By Sanja Elezovic, RDDC/Bosnia-Herzegovina
July 29, 2012
“Children are not mean, so don’t try to fix them; instead, let’s change our attitude towards them.”
Sometimes I wonder what is the purpose of so many rules, regulations and laws – especially when these are only idealized lines written in a blind ink by someone else. We write down, we read, we highlight, we repeat and we give more attention to the written word rather than look around ourselves and realize what goes on in the world. My words, which might seem unclear or not defined, refer to all possible rights and privileges that are taken as “holy” and, speaking in legal terms, guaranteed to every child no matter what differences exist between them. Then, I look around and I see children unjustly treated by the society they live in. It is not always the case of society’s unjust treatment; it is also happening in families where children are not treated fairly due to ignorance.
My intention is not to take sides in these relations; I just want to draw attention to these relations the way I see and feel them in my own city. My attitude towards social and family issues has roots in my experience, the knowledge in social work I gained through my education, and the practical work and logical critical thinking about today’s world based on firm facts. What comes up in my mind is a sentence, a result of long-term scientific and practical work by our experts, including a respectable professor at my own university: “There is no mean child, only an unhappy one” (J. Janković).
The more I gain practical work as a social worker and an ordinary citizen of this city, state, continent, the Earth – the more I realize this sentence is true. This is especially the case when I work with children at Egipatsko Selo. When a child does not behave as he should – saying mean things to others, getting into quarrels and fights – I hear myself judging that child and labelling him as “bad” after awhile. Afterwards, I ask myself: “Am I really this kind of person? The one that points fingers and gives up on children?” Those thoughts really strike me and I fight myself in order to see that child as a product of inadequate care, neglect and the lack of emotional support.

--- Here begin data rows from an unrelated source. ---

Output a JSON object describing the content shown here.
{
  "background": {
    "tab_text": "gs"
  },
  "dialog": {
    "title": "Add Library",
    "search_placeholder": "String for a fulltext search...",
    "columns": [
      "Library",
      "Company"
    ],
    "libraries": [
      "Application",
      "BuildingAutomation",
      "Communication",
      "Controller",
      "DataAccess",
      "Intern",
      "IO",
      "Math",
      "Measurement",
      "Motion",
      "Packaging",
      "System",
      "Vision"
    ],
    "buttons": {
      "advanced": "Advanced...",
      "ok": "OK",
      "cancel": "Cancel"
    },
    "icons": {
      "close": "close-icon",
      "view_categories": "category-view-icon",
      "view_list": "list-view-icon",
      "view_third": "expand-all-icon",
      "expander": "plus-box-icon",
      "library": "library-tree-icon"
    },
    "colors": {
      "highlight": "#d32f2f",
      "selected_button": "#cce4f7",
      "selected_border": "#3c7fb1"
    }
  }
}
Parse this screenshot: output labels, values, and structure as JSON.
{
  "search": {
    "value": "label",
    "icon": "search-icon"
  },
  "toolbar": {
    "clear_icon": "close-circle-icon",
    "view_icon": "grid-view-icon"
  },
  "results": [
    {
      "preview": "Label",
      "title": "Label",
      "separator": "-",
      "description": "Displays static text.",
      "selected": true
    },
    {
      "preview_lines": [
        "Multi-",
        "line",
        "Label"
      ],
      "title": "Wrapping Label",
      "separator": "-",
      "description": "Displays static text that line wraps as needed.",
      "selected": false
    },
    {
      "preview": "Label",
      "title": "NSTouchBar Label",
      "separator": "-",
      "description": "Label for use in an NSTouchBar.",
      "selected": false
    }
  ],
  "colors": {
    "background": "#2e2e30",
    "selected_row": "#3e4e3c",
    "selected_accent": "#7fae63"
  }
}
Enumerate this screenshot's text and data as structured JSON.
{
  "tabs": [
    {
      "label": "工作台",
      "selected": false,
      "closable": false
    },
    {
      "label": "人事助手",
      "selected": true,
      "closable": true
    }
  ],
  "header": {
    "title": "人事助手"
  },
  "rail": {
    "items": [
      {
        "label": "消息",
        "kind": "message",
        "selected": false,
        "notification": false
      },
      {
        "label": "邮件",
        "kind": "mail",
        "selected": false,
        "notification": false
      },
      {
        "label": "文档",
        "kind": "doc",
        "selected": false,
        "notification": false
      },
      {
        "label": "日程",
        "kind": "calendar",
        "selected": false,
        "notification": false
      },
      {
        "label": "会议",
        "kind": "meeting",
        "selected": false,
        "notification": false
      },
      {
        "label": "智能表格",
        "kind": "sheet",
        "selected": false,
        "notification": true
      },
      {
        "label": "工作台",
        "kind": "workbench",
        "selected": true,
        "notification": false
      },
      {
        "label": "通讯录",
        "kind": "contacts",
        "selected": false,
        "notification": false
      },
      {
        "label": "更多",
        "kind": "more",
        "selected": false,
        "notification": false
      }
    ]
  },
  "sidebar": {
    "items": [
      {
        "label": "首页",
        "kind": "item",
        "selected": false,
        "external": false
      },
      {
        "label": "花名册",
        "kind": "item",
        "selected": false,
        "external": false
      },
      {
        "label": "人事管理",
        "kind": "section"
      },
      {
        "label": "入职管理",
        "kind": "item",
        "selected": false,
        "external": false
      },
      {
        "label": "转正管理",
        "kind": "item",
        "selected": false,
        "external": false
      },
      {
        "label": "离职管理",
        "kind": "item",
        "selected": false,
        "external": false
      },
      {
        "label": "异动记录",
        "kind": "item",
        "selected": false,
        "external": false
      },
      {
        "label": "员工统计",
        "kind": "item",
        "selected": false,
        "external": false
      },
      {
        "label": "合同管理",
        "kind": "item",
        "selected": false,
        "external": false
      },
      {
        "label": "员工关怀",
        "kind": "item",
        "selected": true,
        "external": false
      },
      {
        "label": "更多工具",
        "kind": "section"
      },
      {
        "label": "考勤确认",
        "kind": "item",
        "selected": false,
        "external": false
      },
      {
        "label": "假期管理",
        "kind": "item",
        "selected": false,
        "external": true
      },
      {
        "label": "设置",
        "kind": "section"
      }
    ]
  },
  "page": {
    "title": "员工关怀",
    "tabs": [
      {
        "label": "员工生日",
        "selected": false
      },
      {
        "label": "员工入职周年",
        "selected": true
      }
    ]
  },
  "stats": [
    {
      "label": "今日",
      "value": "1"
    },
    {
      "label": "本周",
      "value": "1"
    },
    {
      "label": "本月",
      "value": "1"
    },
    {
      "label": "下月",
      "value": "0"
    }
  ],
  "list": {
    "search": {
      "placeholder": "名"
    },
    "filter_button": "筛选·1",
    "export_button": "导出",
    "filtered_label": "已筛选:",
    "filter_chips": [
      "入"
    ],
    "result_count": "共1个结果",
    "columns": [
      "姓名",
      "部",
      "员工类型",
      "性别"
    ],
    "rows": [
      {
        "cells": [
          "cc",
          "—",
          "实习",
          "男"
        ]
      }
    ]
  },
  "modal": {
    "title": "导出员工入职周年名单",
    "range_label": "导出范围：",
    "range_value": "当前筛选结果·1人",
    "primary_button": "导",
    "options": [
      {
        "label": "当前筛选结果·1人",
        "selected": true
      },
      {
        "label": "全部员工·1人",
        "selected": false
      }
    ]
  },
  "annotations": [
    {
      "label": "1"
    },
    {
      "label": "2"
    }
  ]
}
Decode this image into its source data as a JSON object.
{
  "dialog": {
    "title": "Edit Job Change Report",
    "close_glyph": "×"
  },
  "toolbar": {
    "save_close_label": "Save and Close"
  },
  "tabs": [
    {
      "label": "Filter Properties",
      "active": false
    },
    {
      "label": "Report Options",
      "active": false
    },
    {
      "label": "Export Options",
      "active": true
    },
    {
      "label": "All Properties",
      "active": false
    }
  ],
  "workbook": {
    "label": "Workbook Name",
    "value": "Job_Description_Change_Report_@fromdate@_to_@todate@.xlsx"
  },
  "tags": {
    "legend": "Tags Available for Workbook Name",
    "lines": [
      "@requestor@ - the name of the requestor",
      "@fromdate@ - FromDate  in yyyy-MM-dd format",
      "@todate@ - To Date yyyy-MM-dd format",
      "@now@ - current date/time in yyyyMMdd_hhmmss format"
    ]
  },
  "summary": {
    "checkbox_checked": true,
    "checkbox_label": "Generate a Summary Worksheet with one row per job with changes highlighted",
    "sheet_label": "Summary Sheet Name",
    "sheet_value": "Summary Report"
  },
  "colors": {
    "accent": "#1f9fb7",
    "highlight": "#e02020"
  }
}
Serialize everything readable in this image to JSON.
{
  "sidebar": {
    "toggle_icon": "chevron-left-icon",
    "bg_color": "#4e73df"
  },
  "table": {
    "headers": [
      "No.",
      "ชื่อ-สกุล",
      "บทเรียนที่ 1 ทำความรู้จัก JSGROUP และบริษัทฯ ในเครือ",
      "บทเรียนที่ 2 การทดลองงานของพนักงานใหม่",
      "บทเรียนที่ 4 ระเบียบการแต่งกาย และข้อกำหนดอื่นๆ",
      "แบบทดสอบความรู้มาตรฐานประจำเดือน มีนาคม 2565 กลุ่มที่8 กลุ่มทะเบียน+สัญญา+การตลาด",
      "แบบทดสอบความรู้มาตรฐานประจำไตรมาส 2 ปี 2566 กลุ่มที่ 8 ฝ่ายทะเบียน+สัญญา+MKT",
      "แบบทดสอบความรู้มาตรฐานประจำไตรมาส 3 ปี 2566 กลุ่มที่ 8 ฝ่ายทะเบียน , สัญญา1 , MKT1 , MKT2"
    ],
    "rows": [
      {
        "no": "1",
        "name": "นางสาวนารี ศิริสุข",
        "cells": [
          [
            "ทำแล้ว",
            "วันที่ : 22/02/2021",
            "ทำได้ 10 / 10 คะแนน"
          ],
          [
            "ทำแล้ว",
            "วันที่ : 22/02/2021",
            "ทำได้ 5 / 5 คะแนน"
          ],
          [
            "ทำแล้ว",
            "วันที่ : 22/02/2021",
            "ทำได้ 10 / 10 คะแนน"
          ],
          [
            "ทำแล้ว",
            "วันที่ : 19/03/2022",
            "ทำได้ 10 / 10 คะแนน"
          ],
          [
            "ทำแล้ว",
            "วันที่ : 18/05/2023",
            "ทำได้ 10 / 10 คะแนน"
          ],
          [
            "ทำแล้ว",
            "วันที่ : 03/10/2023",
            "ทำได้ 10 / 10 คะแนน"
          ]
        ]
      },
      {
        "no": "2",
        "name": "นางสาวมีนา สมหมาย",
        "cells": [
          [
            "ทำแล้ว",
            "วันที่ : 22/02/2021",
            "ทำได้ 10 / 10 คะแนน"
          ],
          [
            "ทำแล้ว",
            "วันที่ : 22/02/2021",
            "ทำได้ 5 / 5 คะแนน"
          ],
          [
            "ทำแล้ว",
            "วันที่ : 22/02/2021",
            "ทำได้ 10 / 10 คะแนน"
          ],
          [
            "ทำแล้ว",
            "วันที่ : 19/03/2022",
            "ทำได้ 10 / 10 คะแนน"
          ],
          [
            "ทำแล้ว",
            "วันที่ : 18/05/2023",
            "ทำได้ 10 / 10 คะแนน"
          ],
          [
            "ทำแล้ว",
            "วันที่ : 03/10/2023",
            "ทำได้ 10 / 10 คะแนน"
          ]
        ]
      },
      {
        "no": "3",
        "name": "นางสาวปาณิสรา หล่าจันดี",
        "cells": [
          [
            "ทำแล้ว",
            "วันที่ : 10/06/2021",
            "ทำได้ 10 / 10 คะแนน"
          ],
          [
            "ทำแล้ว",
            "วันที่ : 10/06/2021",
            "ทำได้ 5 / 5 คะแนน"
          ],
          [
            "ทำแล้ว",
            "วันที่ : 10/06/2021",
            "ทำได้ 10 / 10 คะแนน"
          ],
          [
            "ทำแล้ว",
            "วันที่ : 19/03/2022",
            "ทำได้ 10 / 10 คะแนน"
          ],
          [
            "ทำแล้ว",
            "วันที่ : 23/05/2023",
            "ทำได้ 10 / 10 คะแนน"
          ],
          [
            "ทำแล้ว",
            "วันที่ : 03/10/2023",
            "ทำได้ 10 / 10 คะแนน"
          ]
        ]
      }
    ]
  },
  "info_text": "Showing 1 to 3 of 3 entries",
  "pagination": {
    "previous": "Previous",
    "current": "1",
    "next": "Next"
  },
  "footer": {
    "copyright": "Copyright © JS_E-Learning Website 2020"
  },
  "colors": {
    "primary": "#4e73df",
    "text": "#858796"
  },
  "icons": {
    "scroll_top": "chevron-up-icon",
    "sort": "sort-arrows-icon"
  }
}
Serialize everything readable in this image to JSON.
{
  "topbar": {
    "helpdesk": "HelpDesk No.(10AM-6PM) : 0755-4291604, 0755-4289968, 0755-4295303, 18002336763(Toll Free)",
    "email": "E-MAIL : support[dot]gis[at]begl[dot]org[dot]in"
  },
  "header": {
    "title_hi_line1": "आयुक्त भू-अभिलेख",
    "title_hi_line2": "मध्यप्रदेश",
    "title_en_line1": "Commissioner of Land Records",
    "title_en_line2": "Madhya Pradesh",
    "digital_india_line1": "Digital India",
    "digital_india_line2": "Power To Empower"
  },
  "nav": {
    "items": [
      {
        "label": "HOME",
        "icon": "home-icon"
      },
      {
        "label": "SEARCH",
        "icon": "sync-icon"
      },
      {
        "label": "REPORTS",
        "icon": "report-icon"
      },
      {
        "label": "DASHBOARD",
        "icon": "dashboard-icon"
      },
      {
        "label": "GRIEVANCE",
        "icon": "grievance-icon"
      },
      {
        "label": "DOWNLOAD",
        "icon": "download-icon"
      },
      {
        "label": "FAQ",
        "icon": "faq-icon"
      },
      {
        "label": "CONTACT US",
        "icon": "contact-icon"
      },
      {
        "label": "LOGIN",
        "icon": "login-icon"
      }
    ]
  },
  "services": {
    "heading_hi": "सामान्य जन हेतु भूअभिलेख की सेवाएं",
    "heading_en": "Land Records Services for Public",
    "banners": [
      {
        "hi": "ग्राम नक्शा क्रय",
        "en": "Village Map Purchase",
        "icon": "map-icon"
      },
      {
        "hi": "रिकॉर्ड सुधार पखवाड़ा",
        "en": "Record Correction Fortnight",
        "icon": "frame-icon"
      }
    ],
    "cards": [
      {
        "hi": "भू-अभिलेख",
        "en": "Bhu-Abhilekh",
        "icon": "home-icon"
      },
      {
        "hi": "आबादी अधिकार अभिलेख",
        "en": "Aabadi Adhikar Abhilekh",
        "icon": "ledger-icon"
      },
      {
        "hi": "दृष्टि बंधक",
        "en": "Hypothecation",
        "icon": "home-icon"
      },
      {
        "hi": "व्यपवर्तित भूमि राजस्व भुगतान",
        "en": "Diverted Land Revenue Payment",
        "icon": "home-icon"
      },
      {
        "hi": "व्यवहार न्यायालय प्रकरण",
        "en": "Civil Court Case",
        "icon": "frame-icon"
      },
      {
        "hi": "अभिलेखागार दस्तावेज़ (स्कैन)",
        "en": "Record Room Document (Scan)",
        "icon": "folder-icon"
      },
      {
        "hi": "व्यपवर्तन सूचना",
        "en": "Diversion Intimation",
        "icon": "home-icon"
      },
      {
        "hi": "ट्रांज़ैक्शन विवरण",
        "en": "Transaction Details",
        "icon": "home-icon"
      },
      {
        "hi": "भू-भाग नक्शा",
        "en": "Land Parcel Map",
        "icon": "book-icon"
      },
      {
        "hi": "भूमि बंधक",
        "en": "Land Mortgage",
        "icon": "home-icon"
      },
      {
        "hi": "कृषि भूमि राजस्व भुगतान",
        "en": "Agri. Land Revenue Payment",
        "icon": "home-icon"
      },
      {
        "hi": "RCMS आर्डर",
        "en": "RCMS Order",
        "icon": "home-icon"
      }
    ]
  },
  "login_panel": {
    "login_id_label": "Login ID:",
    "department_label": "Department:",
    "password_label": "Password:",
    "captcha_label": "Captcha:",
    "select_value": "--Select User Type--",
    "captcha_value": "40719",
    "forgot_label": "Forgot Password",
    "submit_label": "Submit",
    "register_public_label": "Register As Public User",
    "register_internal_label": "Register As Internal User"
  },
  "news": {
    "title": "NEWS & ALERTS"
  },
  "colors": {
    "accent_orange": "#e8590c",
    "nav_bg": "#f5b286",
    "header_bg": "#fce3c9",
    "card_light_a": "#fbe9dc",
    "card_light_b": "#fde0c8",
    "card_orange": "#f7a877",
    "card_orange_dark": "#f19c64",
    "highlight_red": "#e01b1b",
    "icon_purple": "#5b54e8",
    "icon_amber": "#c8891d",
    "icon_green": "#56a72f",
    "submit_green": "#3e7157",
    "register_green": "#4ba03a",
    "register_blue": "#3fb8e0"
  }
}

I try to walk in their shoes and think of myself as a child that has been moved from one fosterhome to another, a child that had to accept different rules by different foster people at the same time – and no matter what they did, nobody in charge would care. This is so much chaos during the key period of children’s development.
The thing that always helps me while thinking about these children is that they behave unconsciously and do not do anything on purpose to me or other members of my team and our dance group. They behave like this because they lack the necessary education and upbringing due to their particular social environment. They “play the role” because the role has been given to them through a negative environment. When I try to explain to other people that there is a lot more to it than just devious behaviour, they do not hear me or do not want to hear. They want to believe the problem lies somewhere else. If everybody would make less effort in changing and fixing children, and instead, just become a responsible adult towards them, I believe that new generations would be healthier and more self-confident.
I’m glad to say that we make little steps through our dance program towards this goal because we are not judgmental or critical; we encourage and listen to them. I think these are important characteristics of every social relation, which must be improved. What makes me happy every day at Egipatsko Selo is when I see that a “bad” boy actively participates in our practice, helping others to learn pas de chat, laughing and spending his time in a positive environment. Nothing compares to the feeling of joy when I see them not giving up despite obstacles in their way, not getting angry if they cannot accomplish something in the beginning, but continually going on with a smile on their face.
Don’t you think that this is one of the most important life lessons? We are trying to change our attitude on a daily basis because it is not a constant and should be actively monitored and improved. It is important to be brave enough to look inside yourself!
Sanja Elezovic is the lead youth dance instructor for RDDC’s program in Mostar, Bosnia-Herzegovina. She was born in Mostar and has a Bachelor’s Degree in Social Work.